I'm sort of curious whether anything is in the documents or not. Oftentimes investigations people get information from whistleblowers or sources that give you a reason to sort of pursue something.Do you have -- and I don't know that you do, but do you have any information from whistle blowers or sources that it making you pursue any particular documents and anything you are after?

CHAFFETZ: Greta, this isn't over. There will be more subpoenas issued and more witnesses called before the committee. If the Democrats think they can walk out of the vote and be done with it and say, hey, we are up for election, that isn't going to happen. I made a promise to myself and to -- there is more coming.

VAN SUSTEREN: Do you have any sources or whistleblowers that sort of piqued your interest so you are zeroing in and looking for particular documents. I don't know that you have that but do you have that?

CHAFFETZ: Absolutely. I'm not sharing them on the show don't but they are coming. I know you were doubtful and America was doubtful we would get to this point. We shouldn't be that the point. The attorney general should do the right thing and Barack Obama should do the right thing. The president should put this to rest but he hasn't. We he have a duty and obligation and moral imperative to pursue it to the end of the earth. We will do that. It is going to happen. I'm not going let go of this and certainly Chairman Issa is not going to let go of this. There is something fundamentally wrong here and we will get to the bottom of it.

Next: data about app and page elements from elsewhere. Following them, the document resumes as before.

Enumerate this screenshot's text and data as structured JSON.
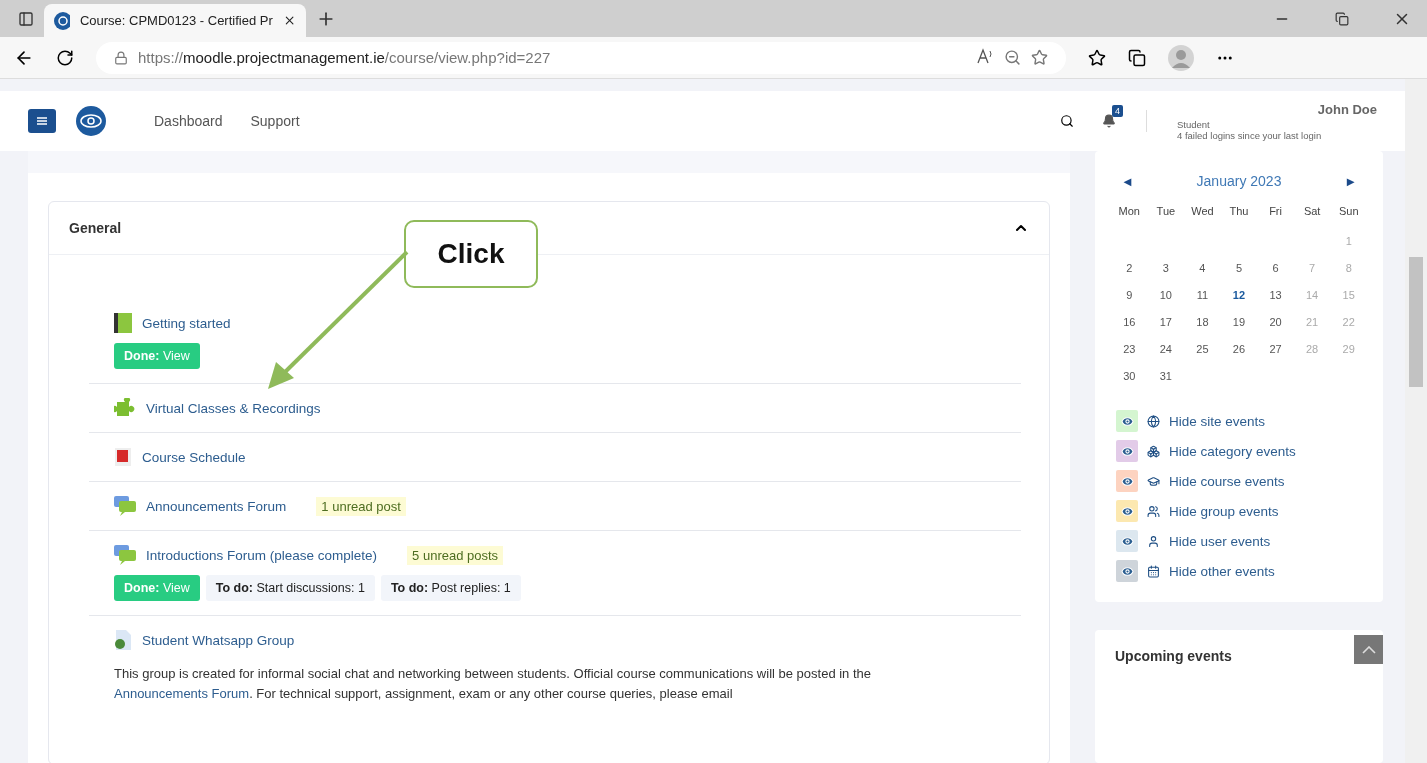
{
  "browser": {
    "tab_title": "Course: CPMD0123 - Certified Pr",
    "url": "https://**moodle.projectmanagement.ie**/course/view.php?id=227"
  },
  "navbar": {
    "links": [
      "Dashboard",
      "Support"
    ],
    "notifications": "4",
    "user_name": "John Doe",
    "user_role": "Student",
    "user_note": "4 failed logins since your last login"
  },
  "section": {
    "title": "General",
    "expanded": true,
    "activities": [
      {
        "kind": "book",
        "title": "Getting started",
        "completion": [
          "**Done:** View"
        ]
      },
      {
        "kind": "puzzle",
        "title": "Virtual Classes & Recordings"
      },
      {
        "kind": "pdf",
        "title": "Course Schedule"
      },
      {
        "kind": "forum",
        "title": "Announcements Forum",
        "unread": "1 unread post"
      },
      {
        "kind": "forum",
        "title": "Introductions Forum (please complete)",
        "unread": "5 unread posts",
        "completion": [
          "**Done:** View",
          "**To do:** Start discussions: 1",
          "**To do:** Post replies: 1"
        ]
      },
      {
        "kind": "web",
        "title": "Student Whatsapp Group",
        "description": {
          "text": "This group is created for informal social chat and networking between students. Official course communications will be posted in the",
          "link": "Announcements Forum",
          "after": ". For technical support, assignment, exam or any other course queries, please email"
        }
      }
    ]
  },
  "callout": {
    "text": "Click"
  },
  "calendar": {
    "prev": "◄",
    "next": "►",
    "month": "January 2023",
    "weekdays": [
      "Mon",
      "Tue",
      "Wed",
      "Thu",
      "Fri",
      "Sat",
      "Sun"
    ],
    "weeks": [
      [
        {
          "day": "1",
          "weekend": true,
          "today": false
        }
      ],
      [
        {
          "day": "2",
          "weekend": false,
          "today": false
        },
        {
          "day": "3",
          "weekend": false,
          "today": false
        },
        {
          "day": "4",
          "weekend": false,
          "today": false
        },
        {
          "day": "5",
          "weekend": false,
          "today": false
        },
        {
          "day": "6",
          "weekend": false,
          "today": false
        },
        {
          "day": "7",
          "weekend": true,
          "today": false
        },
        {
          "day": "8",
          "weekend": true,
          "today": false
        }
      ],
      [
        {
          "day": "9",
          "weekend": false,
          "today": false
        },
        {
          "day": "10",
          "weekend": false,
          "today": false
        },
        {
          "day": "11",
          "weekend": false,
          "today": false
        },
        {
          "day": "12",
          "weekend": false,
          "today": true
        },
        {
          "day": "13",
          "weekend": false,
          "today": false
        },
        {
          "day": "14",
          "weekend": true,
          "today": false
        },
        {
          "day": "15",
          "weekend": true,
          "today": false
        }
      ],
      [
        {
          "day": "16",
          "weekend": false,
          "today": false
        },
        {
          "day": "17",
          "weekend": false,
          "today": false
        },
        {
          "day": "18",
          "weekend": false,
          "today": false
        },
        {
          "day": "19",
          "weekend": false,
          "today": false
        },
        {
          "day": "20",
          "weekend": false,
          "today": false
        },
        {
          "day": "21",
          "weekend": true,
          "today": false
        },
        {
          "day": "22",
          "weekend": true,
          "today": false
        }
      ],
      [
        {
          "day": "23",
          "weekend": false,
          "today": false
        },
        {
          "day": "24",
          "weekend": false,
          "today": false
        },
        {
          "day": "25",
          "weekend": false,
          "today": false
        },
        {
          "day": "26",
          "weekend": false,
          "today": false
        },
        {
          "day": "27",
          "weekend": false,
          "today": false
        },
        {
          "day": "28",
          "weekend": true,
          "today": false
        },
        {
          "day": "29",
          "weekend": true,
          "today": false
        }
      ],
      [
        {
          "day": "30",
          "weekend": false,
          "today": false
        },
        {
          "day": "31",
          "weekend": false,
          "today": false
        }
      ]
    ],
    "filters": [
      {
        "kind": "site",
        "label": "Hide site events",
        "color": "#d4f5d0"
      },
      {
        "kind": "category",
        "label": "Hide category events",
        "color": "#e2cbe8"
      },
      {
        "kind": "course",
        "label": "Hide course events",
        "color": "#fdd3c0"
      },
      {
        "kind": "group",
        "label": "Hide group events",
        "color": "#fce8b0"
      },
      {
        "kind": "user",
        "label": "Hide user events",
        "color": "#dce7ef"
      },
      {
        "kind": "other",
        "label": "Hide other events",
        "color": "#ced4da"
      }
    ]
  },
  "upcoming": {
    "title": "Upcoming events"
  }
}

VAN SUSTEREN: Congressman, thank you, sir.

CHAFFETZ: Thanks, Greta.